Thanksgiving is one of my favorite holidays, not because of the volumes of calories and liquids that I’ll consume, or because of the pumpkin pies that will be served or the televised football games. No, I like Thanksgiving because it’s the official day when our focus should be on giving thanks.
Thanksgiving for me growing up in northern New Jersey meant going to the annual Montclair vs. Bloomfield High School football game to watch ole Clary Anderson coach the Montclair Bulldogs hopefully to victory. The game was followed by a Thanksgiving feast with immediate and extended family. Turkey was the focal point of those feasts with my father slicing the bird into succulent portions for eating. But the highlight, at least for me, was my grandmother’s pumpkin pie served with a scoop of vanilla ice cream. That’s what Thanksgiving meant to me and means to millions of Americans…feast, football and fun away from school or work.
With the passing of years I’ve begun giving “thanks” each and every day and not just on this special day. Why do we need a special day to remind us to stop and appreciate everything that we have? Why do we dwell on what we don’t have? Or, what’s preventing us from accomplishing what we want? Why do we spend more time worrying, fearing and denying instead of appreciating what we have and the opportunities that lie before us?
I believe that we become what we think. If we fill our minds with fear, worry, blame, or “woe is me” thoughts our overall disposition and outlook become negative. Earl Nightingale compared the fertility of our minds to that of rich soil. What we plant in our soil (mind) is like a farmer planting seeds. The soil (our mind) doesn’t care what we plant and will yield whatever we plant. We can either plant positive seeds (thoughts) that grow into abundance or we can plant negative seeds/thoughts that become poisonous. The choice is ours.

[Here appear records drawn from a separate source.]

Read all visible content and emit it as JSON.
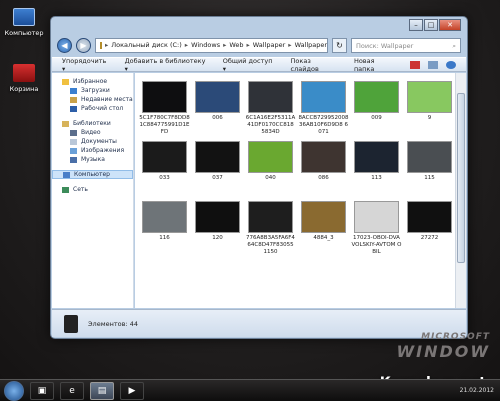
{
  "desktop": {
    "icons": [
      {
        "label": "Компьютер",
        "icon": "computer-icon"
      },
      {
        "label": "Корзина",
        "icon": "recycle-bin-icon"
      }
    ]
  },
  "window": {
    "controls": {
      "minimize": "–",
      "maximize": "□",
      "close": "✕"
    }
  },
  "address_bar": {
    "path": [
      "Локальный диск (C:)",
      "Windows",
      "Web",
      "Wallpaper",
      "Wallpapers"
    ],
    "separator": "▸"
  },
  "search": {
    "placeholder": "Поиск: Wallpaper"
  },
  "toolbar": {
    "items": [
      "Упорядочить ▾",
      "Добавить в библиотеку ▾",
      "Общий доступ ▾",
      "Показ слайдов",
      "Новая папка"
    ]
  },
  "nav_pane": {
    "favorites": {
      "label": "Избранное",
      "items": [
        "Загрузки",
        "Недавние места",
        "Рабочий стол"
      ]
    },
    "libraries": {
      "label": "Библиотеки",
      "items": [
        "Видео",
        "Документы",
        "Изображения",
        "Музыка"
      ]
    },
    "computer": "Компьютер",
    "network": "Сеть"
  },
  "files": [
    {
      "name": "5C1F780C7F8DD81C884775991D1EFD",
      "color": "#0e0e10"
    },
    {
      "name": "006",
      "color": "#2b4a78"
    },
    {
      "name": "6C1A16E2F5311A41DF0170CC818 5834D",
      "color": "#2f3238"
    },
    {
      "name": "8ACCB729952008 36AB10F6D9D8 6071",
      "color": "#3a8cc8"
    },
    {
      "name": "009",
      "color": "#4fa33a"
    },
    {
      "name": "9",
      "color": "#88c860"
    },
    {
      "name": "033",
      "color": "#1b1b1b"
    },
    {
      "name": "037",
      "color": "#121212"
    },
    {
      "name": "040",
      "color": "#6aa830"
    },
    {
      "name": "086",
      "color": "#3e3430"
    },
    {
      "name": "113",
      "color": "#1c2430"
    },
    {
      "name": "115",
      "color": "#4a4e52"
    },
    {
      "name": "116",
      "color": "#6e7478"
    },
    {
      "name": "120",
      "color": "#0f0f0f"
    },
    {
      "name": "776A8B3A5FA6F464C8D47F83055 1150",
      "color": "#1e1e1e"
    },
    {
      "name": "4884_3",
      "color": "#8a6a30"
    },
    {
      "name": "17023-OBOI-DVA VOLSKIY-AVTOM OBIL",
      "color": "#d6d6d6"
    },
    {
      "name": "27272",
      "color": "#101010"
    }
  ],
  "status": {
    "count_text": "Элементов: 44"
  },
  "taskbar": {
    "apps": [
      "explorer-icon",
      "ie-icon",
      "folder-icon",
      "media-player-icon"
    ],
    "date": "21.02.2012"
  },
  "branding": {
    "line1": "MICROSOFT",
    "line2": "WINDOW"
  },
  "watermark": "Kazachya.net"
}
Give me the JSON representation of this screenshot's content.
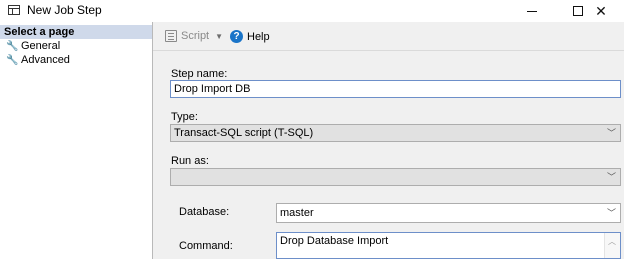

I prefer to focus on all the good around me; to be grateful for all that I have been blessed with. The choice is yours. Will you daily focus on gratitude and appreciate all that you have? Or, will you succumb to the “dark side” by worrying, fearing and bemoaning life? If you choose the former, how will you focus on being grateful? I challenge you to be disciplined in daily focusing (min. 3 – 5 times each day) on being Thankful. You’ll be amazed how this commitment will change your disposition and your life. See my business tips for a couple ideas.
What will you do to daily incite your focus on gratitude? Two years ago while in Colorado I picked my “gratitude stone” out of Gore Creek. The purpose of this rock is to help me focus on gratitude. Every time I touch my rock, I stop what I’m doing and for 10 – 15 seconds think about all the wonderful things that I have. I’ve rubbed that rock so many times that it’s smooth as glass.
How about each morning before your day begins write down 3 or 4 areas for which you are Thankful. Then throughout the day recite these points of gratitude. Before you nod off into dreamland, let your last thoughts be around giving “thanks” for what you have.
Whatever you do, make it a commitment that becomes part of your daily routine.